Nevada Homeless Trends

Is homelessness increasing or decreasing in Las Vegas? What about Reno? Which area has more homelessness? And how does Nevada compare nationally? To investigate these questions a rate of Point-in-Time (PIT) homeless per thousand population was calculated using the PIT count results and Vintage 2018 Census Bureau population estimates. Annual PIT data is available from 2007 onward. [i]

The U.S. Department of Housing and Urban Development (HUD) requires each Continuum of Care (CoC) in the country to carry out the PIT count of both the sheltered and unsheltered homeless sometime in the last week of January. Using a rate of PIT homeless count per thousand population helps to account for population increase or decrease and helps facilitate comparisons across regions. 

The figure shows a time trend for total homeless PIT counts per 1,000 population by each of the Nevada CoCs, Las Vegas/Clark County CoC, Reno/Sparks/Washoe County CoC (Washoe County CoC) and Nevada Balance of State CoC (Rural Nevada CoC) and for the U.S. from 2007 to 2018. 

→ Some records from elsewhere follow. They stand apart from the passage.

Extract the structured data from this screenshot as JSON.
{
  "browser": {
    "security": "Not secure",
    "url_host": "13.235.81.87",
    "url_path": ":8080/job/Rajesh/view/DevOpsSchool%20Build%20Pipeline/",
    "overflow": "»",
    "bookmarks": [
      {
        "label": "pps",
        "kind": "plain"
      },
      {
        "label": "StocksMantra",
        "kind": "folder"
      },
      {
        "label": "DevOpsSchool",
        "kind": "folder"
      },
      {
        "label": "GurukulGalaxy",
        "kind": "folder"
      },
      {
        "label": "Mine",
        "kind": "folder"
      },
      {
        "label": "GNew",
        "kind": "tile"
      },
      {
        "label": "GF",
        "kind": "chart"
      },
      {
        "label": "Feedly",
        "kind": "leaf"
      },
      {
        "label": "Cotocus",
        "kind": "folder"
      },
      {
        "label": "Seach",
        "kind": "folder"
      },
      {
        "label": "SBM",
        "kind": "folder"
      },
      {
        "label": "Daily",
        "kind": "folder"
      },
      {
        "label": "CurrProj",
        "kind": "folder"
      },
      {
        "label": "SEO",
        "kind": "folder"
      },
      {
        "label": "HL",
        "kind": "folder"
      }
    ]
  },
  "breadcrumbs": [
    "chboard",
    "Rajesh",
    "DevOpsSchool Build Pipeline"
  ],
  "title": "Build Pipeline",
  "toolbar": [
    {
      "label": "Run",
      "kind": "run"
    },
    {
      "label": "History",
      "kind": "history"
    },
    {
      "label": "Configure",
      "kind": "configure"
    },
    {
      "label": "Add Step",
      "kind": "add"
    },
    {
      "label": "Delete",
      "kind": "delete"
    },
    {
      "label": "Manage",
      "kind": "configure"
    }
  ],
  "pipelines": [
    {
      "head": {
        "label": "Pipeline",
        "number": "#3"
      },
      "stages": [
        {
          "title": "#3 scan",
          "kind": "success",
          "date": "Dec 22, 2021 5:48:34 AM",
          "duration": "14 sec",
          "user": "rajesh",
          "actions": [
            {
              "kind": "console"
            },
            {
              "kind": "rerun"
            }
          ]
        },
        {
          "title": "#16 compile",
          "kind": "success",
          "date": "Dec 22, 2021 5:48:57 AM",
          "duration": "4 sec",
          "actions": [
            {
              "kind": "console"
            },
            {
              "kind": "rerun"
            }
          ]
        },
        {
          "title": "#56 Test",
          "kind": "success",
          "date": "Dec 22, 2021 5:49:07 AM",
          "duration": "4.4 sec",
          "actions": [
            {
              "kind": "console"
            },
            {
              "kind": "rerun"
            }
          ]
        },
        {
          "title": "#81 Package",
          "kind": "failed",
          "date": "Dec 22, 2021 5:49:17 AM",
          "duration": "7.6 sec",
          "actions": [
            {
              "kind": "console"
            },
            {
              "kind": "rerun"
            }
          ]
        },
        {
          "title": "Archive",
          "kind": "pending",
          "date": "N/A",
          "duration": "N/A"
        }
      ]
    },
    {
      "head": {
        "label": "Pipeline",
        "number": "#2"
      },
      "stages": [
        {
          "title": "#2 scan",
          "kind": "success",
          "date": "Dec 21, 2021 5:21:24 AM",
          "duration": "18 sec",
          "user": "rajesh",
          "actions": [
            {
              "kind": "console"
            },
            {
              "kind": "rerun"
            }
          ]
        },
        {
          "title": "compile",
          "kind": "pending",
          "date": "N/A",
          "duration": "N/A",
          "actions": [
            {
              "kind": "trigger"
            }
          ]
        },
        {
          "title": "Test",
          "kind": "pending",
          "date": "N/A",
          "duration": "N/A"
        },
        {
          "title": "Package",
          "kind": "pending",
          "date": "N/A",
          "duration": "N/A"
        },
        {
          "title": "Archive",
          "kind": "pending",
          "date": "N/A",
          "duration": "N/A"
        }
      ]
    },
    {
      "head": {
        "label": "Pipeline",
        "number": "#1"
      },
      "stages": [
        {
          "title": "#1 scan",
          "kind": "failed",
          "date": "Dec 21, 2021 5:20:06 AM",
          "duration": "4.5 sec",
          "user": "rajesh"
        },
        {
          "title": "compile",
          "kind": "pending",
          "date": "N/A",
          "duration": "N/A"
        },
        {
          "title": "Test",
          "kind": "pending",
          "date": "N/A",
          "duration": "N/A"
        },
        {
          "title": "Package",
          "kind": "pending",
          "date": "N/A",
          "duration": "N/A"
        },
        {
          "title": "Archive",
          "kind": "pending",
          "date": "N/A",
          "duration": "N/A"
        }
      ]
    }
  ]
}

The Las Vegas region has had the highest rate of homeless PIT count throughout the 2007 to 2018 period. However, they've also recorded the largest drop in the rate from 4.0 to 2.7 per thousand, a drop of 32%. The rural CoC has always reported the lowest rate, varying from 0.8 to 1.3 per thousand. However, the rural CoC is typically not able to carry out the count in each  of the counties, and it may be even more difficult to obtain a full count than in urban areas. The Reno trend may be the most dramatic, having trended mostly downward from 2.1 to 1.8 per thousand, approximately with the national rate, until 2015 when the Reno rate started increasing while the national homeless PIT per thousand rate has continued to decrease. By 2018 the Reno area CoC reported 2.6 per thousand, a rate just under the Las Vegas rate of 2.7 per thousand.  In a 2001 paper, Quigley and Raphael link homelessness to economic conditions including housing prices, vacancy levels and rent-to-income ratios.[ii] The expansion of an industrial park in Storey County in conjunction with the recovery seems to have had a large impact on the Reno employment and housing market. According to the local Johnson, Perkins and Griffin apartment survey, it was in 2015 that average rents increased by 9% over the previous year with double digit rent increases in 2016 and 2017. For nearly a decade previous to this rents increased modestly or even decreased. In addition, a city campaign to reduce blight began in 2015 to demolish motels that have traditionally been housing of last resort for lower income households. The city campaign added on to an already considerable level of motel demolition in the private sector. Either or both of these changes may have influenced the rate of homeless point-in-time count in Reno.

For similar comparisons for southwestern states and for veteran homelessness rates contact Elizabeth Fadali at efadali@housing.nv.gov and request the PIT Homeless Count Trend Graphs. 

[i]  The PIT count is a snapshot of homelessness on one particular day and is not the same as the estimate of total population that has experienced a bout of homelessness over the entire year. By its nature it is not easy to accurately count people without an established home so the PIT count must be understood in that context. Counts may be influenced by many factors including the weather, number of volunteers available and more. For more information see U.S. Housing and Urban Development. 2014. Point-in-Time Count Methodology Guide at PIT-Count-Methodology-Guide.pdf. For more PIT data see the Point-in-Time Count.

[ii] Quigley, J. M. and S. Raphael (2001). "THE ECONOMICS OF HOMELESSNESS: THE EVIDENCE FROM NORTH AMERICA." European Journal of Housing Policy 1(3): 323-336.